(What you should do): Calculate how many lines in the following records hold the word "subtitle", and report that number without comment.
*** Opening of Material to process ***
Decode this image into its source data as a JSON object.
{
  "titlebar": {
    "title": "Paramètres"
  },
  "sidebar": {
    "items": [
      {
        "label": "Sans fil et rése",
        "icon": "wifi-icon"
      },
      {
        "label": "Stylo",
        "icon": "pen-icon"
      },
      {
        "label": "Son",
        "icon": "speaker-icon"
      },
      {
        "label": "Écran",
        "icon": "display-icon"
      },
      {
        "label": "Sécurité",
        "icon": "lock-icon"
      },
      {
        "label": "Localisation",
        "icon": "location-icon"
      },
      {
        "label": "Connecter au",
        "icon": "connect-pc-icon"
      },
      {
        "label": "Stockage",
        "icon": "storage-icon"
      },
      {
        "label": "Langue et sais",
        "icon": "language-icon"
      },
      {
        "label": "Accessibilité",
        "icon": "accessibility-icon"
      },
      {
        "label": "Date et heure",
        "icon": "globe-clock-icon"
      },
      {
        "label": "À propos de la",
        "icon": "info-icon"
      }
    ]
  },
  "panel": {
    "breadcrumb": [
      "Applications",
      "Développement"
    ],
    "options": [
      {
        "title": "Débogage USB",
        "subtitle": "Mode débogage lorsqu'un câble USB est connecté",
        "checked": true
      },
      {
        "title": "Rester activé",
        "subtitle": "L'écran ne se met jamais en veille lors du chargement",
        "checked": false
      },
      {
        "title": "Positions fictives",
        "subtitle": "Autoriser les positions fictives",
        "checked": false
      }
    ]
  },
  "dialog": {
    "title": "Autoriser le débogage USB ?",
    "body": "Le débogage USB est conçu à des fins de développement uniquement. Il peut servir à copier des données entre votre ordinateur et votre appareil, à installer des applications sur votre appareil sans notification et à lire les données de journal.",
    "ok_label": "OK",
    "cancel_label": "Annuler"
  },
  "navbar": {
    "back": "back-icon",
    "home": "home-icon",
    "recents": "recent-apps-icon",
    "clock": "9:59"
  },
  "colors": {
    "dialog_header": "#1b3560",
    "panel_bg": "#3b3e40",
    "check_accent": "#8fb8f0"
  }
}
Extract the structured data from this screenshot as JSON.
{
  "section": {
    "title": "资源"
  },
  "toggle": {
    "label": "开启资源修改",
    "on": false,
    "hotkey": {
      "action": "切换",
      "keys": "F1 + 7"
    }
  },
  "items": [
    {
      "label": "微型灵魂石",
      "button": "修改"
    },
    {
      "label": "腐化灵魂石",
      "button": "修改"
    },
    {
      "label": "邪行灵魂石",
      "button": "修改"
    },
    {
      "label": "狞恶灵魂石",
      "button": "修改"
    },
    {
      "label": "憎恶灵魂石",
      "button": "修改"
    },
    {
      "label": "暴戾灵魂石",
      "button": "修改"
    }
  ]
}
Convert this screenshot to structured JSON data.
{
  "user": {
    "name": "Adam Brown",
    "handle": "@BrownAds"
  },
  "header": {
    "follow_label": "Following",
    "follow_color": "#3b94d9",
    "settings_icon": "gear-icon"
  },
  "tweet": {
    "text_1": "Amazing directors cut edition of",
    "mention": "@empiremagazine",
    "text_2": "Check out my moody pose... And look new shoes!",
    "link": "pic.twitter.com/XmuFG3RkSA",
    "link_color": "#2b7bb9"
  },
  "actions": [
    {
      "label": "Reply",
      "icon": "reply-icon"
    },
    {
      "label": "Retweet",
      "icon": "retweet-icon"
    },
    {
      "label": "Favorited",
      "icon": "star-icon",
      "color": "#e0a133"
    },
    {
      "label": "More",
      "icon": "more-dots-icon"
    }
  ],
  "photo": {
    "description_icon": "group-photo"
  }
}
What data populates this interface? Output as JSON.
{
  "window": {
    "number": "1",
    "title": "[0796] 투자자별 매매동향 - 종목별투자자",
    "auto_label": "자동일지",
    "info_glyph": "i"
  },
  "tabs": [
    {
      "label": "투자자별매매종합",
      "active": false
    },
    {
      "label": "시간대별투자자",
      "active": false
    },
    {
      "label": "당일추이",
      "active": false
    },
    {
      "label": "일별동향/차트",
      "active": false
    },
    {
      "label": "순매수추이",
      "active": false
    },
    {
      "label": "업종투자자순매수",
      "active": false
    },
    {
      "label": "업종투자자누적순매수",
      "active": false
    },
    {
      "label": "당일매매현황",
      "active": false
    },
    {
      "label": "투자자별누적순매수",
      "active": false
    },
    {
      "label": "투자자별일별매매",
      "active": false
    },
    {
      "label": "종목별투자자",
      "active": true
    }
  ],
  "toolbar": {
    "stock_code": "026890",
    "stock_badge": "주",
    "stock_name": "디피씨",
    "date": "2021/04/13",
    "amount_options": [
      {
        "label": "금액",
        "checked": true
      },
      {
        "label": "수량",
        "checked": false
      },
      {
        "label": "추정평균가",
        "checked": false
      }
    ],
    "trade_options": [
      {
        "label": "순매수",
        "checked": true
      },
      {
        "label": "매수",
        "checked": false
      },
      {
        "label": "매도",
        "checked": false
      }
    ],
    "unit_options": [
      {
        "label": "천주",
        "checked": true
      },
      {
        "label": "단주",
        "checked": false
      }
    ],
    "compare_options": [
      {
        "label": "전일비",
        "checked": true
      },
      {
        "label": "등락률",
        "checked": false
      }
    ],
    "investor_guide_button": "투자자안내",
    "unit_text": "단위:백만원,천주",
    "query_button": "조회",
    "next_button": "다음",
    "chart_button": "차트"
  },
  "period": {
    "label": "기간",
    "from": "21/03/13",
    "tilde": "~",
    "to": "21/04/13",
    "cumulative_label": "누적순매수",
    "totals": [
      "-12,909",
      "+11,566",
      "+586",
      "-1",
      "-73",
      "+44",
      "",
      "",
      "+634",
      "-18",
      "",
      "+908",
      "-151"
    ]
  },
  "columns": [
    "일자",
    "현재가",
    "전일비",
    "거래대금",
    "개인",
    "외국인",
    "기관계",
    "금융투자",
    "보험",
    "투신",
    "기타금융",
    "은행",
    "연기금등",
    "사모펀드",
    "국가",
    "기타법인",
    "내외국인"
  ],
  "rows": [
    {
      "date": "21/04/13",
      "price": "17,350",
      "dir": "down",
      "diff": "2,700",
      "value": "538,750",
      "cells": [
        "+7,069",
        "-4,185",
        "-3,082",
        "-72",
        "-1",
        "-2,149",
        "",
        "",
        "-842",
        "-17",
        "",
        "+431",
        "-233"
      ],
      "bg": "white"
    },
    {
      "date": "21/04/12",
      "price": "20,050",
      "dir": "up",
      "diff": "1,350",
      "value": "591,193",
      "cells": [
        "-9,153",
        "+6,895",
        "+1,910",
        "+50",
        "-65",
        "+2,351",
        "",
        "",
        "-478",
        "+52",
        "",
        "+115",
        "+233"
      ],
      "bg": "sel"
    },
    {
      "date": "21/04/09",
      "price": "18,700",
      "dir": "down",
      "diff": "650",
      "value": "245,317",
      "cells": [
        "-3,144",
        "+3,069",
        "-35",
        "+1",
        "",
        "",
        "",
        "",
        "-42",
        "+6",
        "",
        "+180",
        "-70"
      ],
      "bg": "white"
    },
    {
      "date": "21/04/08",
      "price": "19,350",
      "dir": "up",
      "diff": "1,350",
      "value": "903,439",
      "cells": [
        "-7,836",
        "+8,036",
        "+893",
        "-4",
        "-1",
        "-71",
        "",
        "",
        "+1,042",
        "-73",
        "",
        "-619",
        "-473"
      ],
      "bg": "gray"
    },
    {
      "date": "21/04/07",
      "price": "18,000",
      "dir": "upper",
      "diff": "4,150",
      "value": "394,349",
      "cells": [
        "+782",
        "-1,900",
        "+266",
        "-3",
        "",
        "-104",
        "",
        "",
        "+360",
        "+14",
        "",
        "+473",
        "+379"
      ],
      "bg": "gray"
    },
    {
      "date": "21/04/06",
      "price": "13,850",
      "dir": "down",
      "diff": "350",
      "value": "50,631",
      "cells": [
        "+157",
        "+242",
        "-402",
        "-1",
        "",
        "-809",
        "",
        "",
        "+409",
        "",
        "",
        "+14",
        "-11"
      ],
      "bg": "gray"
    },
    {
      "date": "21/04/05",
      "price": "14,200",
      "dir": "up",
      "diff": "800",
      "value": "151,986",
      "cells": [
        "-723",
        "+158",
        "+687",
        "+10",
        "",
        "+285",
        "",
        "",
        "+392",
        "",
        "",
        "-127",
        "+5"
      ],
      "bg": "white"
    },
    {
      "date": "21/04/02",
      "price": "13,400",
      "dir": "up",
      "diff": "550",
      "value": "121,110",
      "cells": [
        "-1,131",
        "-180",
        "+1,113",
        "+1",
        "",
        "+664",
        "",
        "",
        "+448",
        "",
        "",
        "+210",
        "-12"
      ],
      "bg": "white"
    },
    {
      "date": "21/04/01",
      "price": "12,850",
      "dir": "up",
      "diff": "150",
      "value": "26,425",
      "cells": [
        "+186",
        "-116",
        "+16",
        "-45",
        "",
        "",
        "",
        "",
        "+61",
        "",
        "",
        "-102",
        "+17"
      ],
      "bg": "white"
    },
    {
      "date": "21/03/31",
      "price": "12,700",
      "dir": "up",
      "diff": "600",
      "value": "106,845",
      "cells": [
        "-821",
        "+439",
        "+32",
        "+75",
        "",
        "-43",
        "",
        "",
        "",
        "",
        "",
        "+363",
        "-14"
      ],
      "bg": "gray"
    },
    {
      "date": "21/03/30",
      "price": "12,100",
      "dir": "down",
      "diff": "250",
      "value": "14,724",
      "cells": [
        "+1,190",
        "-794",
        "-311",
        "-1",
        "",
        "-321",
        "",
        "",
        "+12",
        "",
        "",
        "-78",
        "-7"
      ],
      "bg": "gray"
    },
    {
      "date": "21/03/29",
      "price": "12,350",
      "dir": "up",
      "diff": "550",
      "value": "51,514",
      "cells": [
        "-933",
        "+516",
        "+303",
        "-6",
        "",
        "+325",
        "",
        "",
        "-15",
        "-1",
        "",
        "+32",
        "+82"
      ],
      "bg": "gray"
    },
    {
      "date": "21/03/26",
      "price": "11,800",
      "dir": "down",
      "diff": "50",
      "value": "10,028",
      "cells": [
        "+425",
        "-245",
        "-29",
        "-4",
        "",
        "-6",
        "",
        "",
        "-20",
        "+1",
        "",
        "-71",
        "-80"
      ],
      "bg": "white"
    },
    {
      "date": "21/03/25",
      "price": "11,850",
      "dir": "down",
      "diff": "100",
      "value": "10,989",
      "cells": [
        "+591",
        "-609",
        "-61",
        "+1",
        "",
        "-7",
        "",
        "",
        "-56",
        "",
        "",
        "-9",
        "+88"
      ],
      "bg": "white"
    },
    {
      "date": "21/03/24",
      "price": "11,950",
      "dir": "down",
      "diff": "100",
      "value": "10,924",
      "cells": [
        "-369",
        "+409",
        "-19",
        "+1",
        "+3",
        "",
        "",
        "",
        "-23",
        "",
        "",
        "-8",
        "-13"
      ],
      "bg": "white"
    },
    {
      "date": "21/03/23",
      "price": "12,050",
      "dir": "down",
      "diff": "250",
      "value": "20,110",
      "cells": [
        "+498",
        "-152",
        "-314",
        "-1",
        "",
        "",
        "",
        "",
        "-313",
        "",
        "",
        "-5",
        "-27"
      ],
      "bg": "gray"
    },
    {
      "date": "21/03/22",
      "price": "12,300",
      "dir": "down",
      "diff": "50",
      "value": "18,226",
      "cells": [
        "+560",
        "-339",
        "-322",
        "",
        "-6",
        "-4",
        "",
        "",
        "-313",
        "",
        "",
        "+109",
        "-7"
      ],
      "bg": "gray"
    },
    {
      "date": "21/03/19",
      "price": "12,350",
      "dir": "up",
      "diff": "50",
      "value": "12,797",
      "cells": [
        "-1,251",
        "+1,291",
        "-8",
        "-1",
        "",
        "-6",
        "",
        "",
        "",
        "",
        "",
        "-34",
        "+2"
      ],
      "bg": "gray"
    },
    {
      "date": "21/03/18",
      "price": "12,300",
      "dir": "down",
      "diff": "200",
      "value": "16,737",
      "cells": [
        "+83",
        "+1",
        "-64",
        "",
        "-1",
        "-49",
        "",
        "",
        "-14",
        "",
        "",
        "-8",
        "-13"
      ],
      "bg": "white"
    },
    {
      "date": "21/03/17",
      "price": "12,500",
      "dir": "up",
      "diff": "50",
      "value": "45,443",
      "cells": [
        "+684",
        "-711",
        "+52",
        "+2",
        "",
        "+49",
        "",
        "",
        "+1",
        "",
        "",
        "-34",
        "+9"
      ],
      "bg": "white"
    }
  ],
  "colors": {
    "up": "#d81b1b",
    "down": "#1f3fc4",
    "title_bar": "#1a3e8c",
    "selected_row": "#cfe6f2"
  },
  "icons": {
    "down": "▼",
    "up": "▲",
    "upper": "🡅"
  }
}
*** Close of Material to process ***
(Result): 3